Stored entries
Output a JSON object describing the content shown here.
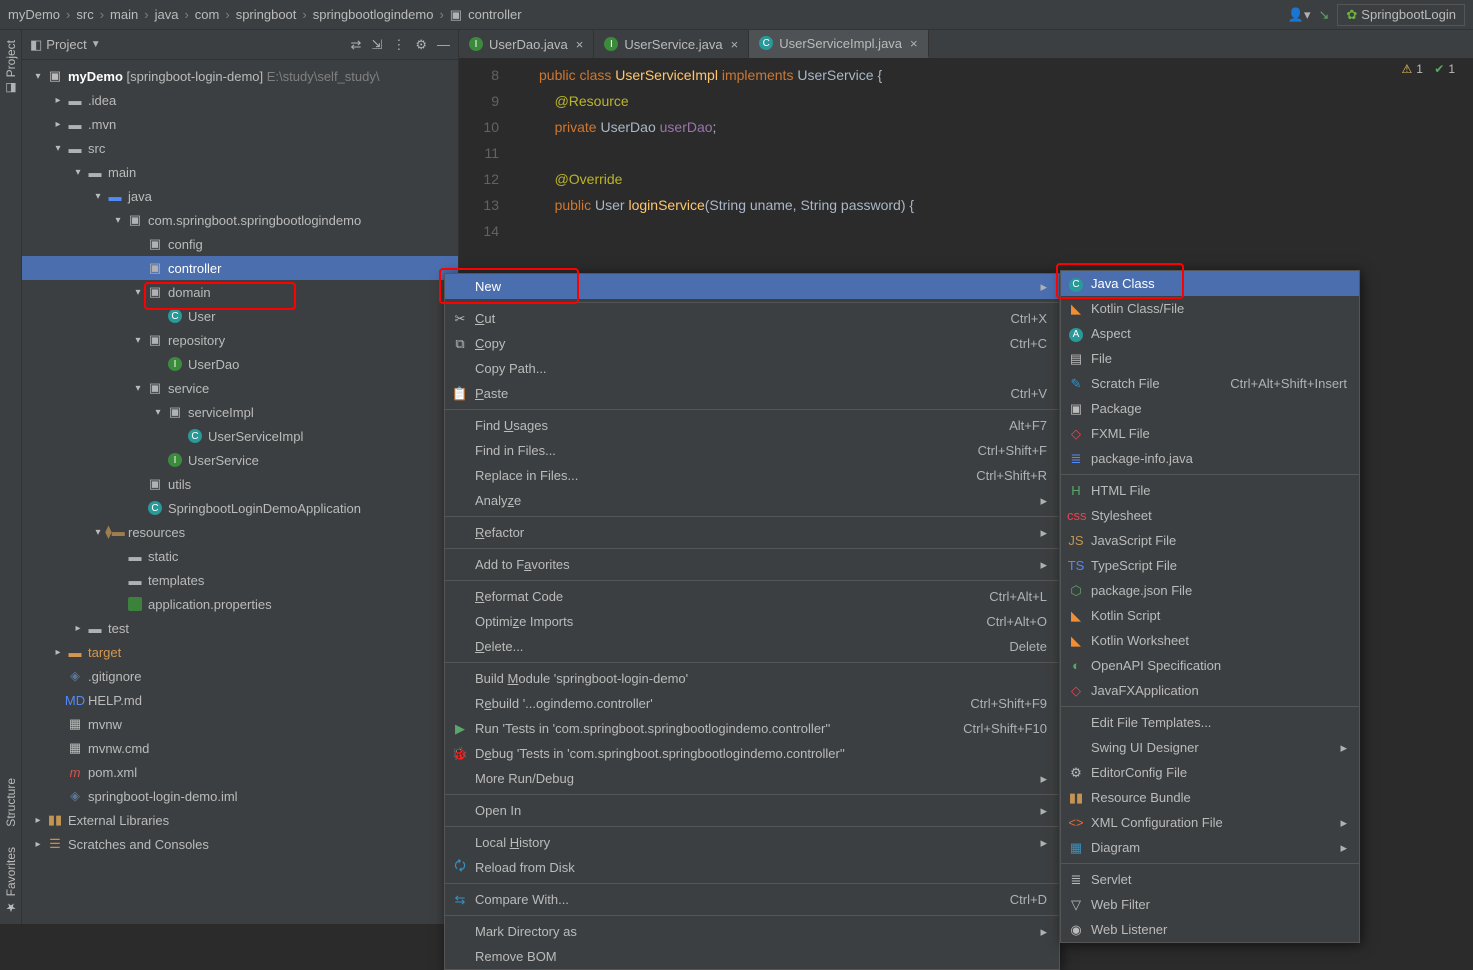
{
  "breadcrumb": [
    "myDemo",
    "src",
    "main",
    "java",
    "com",
    "springboot",
    "springbootlogindemo",
    "controller"
  ],
  "runconfig": "SpringbootLogin",
  "left_tools": {
    "project": "Project",
    "structure": "Structure",
    "favorites": "Favorites"
  },
  "project_header": {
    "title": "Project"
  },
  "tree": {
    "root": "myDemo",
    "root_module": "[springboot-login-demo]",
    "root_path": "E:\\study\\self_study\\",
    "idea": ".idea",
    "mvn": ".mvn",
    "src": "src",
    "main": "main",
    "java": "java",
    "pkg": "com.springboot.springbootlogindemo",
    "config": "config",
    "controller": "controller",
    "domain": "domain",
    "user": "User",
    "repository": "repository",
    "userdao": "UserDao",
    "service": "service",
    "serviceimpl": "serviceImpl",
    "userserviceimpl": "UserServiceImpl",
    "userservice": "UserService",
    "utils": "utils",
    "app": "SpringbootLoginDemoApplication",
    "resources": "resources",
    "static": "static",
    "templates": "templates",
    "appprops": "application.properties",
    "test": "test",
    "target": "target",
    "gitignore": ".gitignore",
    "helpmd": "HELP.md",
    "mvnw": "mvnw",
    "mvnwcmd": "mvnw.cmd",
    "pomxml": "pom.xml",
    "iml": "springboot-login-demo.iml",
    "extlib": "External Libraries",
    "scratches": "Scratches and Consoles"
  },
  "tabs": [
    {
      "name": "UserDao.java",
      "active": false,
      "icon": "I"
    },
    {
      "name": "UserService.java",
      "active": false,
      "icon": "I"
    },
    {
      "name": "UserServiceImpl.java",
      "active": true,
      "icon": "C"
    }
  ],
  "code": {
    "line_start": 8,
    "l9": "public class UserServiceImpl implements UserService {",
    "l10": "    @Resource",
    "l11": "    private UserDao userDao;",
    "l12": "",
    "l13": "    @Override",
    "l14": "    public User loginService(String uname, String password) {"
  },
  "inspections": {
    "warn": "1",
    "ok": "1"
  },
  "ctx_menu": {
    "new": "New",
    "cut": "Cut",
    "cut_s": "Ctrl+X",
    "copy": "Copy",
    "copy_s": "Ctrl+C",
    "copypath": "Copy Path...",
    "paste": "Paste",
    "paste_s": "Ctrl+V",
    "findusages": "Find Usages",
    "findusages_s": "Alt+F7",
    "findinfiles": "Find in Files...",
    "findinfiles_s": "Ctrl+Shift+F",
    "replaceinfiles": "Replace in Files...",
    "replaceinfiles_s": "Ctrl+Shift+R",
    "analyze": "Analyze",
    "refactor": "Refactor",
    "addtofav": "Add to Favorites",
    "reformat": "Reformat Code",
    "reformat_s": "Ctrl+Alt+L",
    "optimize": "Optimize Imports",
    "optimize_s": "Ctrl+Alt+O",
    "delete": "Delete...",
    "delete_s": "Delete",
    "buildmod": "Build Module 'springboot-login-demo'",
    "rebuild": "Rebuild '...ogindemo.controller'",
    "rebuild_s": "Ctrl+Shift+F9",
    "runtests": "Run 'Tests in 'com.springboot.springbootlogindemo.controller''",
    "runtests_s": "Ctrl+Shift+F10",
    "debugtests": "Debug 'Tests in 'com.springboot.springbootlogindemo.controller''",
    "morerun": "More Run/Debug",
    "openin": "Open In",
    "localhist": "Local History",
    "reload": "Reload from Disk",
    "compare": "Compare With...",
    "compare_s": "Ctrl+D",
    "markdir": "Mark Directory as",
    "removebom": "Remove BOM"
  },
  "new_menu": {
    "javaclass": "Java Class",
    "kotlinclass": "Kotlin Class/File",
    "aspect": "Aspect",
    "file": "File",
    "scratch": "Scratch File",
    "scratch_s": "Ctrl+Alt+Shift+Insert",
    "package": "Package",
    "fxml": "FXML File",
    "pkginfo": "package-info.java",
    "html": "HTML File",
    "stylesheet": "Stylesheet",
    "jsfile": "JavaScript File",
    "tsfile": "TypeScript File",
    "pkgjson": "package.json File",
    "kotlinscript": "Kotlin Script",
    "kotlinws": "Kotlin Worksheet",
    "openapi": "OpenAPI Specification",
    "javafx": "JavaFXApplication",
    "editfiletmpl": "Edit File Templates...",
    "swing": "Swing UI Designer",
    "editorconfig": "EditorConfig File",
    "resbundle": "Resource Bundle",
    "xmlconf": "XML Configuration File",
    "diagram": "Diagram",
    "servlet": "Servlet",
    "webfilter": "Web Filter",
    "weblistener": "Web Listener"
  }
}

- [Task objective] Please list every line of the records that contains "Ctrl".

- [Final answer]
    "cut_s": "Ctrl+X",
    "copy_s": "Ctrl+C",
    "paste_s": "Ctrl+V",
    "findinfiles_s": "Ctrl+Shift+F",
    "replaceinfiles_s": "Ctrl+Shift+R",
    "reformat_s": "Ctrl+Alt+L",
    "optimize_s": "Ctrl+Alt+O",
    "rebuild_s": "Ctrl+Shift+F9",
    "runtests_s": "Ctrl+Shift+F10",
    "compare_s": "Ctrl+D",
    "scratch_s": "Ctrl+Alt+Shift+Insert",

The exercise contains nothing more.